PROBLEM DETAILS:
Search the material for "icon" and copy each line in which it is found.

DATA FOR THIS EXERCISE:
+-------+
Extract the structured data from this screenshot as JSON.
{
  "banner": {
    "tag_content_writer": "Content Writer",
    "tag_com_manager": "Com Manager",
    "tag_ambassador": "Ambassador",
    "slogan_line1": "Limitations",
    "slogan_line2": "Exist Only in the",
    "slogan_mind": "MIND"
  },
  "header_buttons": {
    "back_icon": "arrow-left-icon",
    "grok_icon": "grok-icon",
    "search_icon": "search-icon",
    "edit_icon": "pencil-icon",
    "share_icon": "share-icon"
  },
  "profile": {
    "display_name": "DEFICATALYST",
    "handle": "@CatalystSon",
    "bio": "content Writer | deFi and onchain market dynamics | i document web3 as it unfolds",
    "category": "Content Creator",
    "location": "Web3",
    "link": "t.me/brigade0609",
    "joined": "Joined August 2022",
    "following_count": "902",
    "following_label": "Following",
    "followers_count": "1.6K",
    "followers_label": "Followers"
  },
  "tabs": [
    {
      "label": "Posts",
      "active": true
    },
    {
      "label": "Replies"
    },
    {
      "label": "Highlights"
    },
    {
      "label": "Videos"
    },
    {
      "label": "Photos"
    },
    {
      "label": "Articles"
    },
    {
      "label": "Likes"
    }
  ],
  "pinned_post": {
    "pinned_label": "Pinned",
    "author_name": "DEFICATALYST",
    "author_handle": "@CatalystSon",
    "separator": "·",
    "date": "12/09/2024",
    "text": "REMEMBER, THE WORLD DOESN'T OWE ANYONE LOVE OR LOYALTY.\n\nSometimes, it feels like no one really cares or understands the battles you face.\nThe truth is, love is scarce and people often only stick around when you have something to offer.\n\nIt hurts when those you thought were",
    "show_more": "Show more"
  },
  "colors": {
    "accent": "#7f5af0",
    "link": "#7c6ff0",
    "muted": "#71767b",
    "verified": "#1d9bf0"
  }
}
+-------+
ANSWER TO THE PROBLEM:
    "back_icon": "arrow-left-icon",
    "grok_icon": "grok-icon",
    "search_icon": "search-icon",
    "edit_icon": "pencil-icon",
    "share_icon": "share-icon"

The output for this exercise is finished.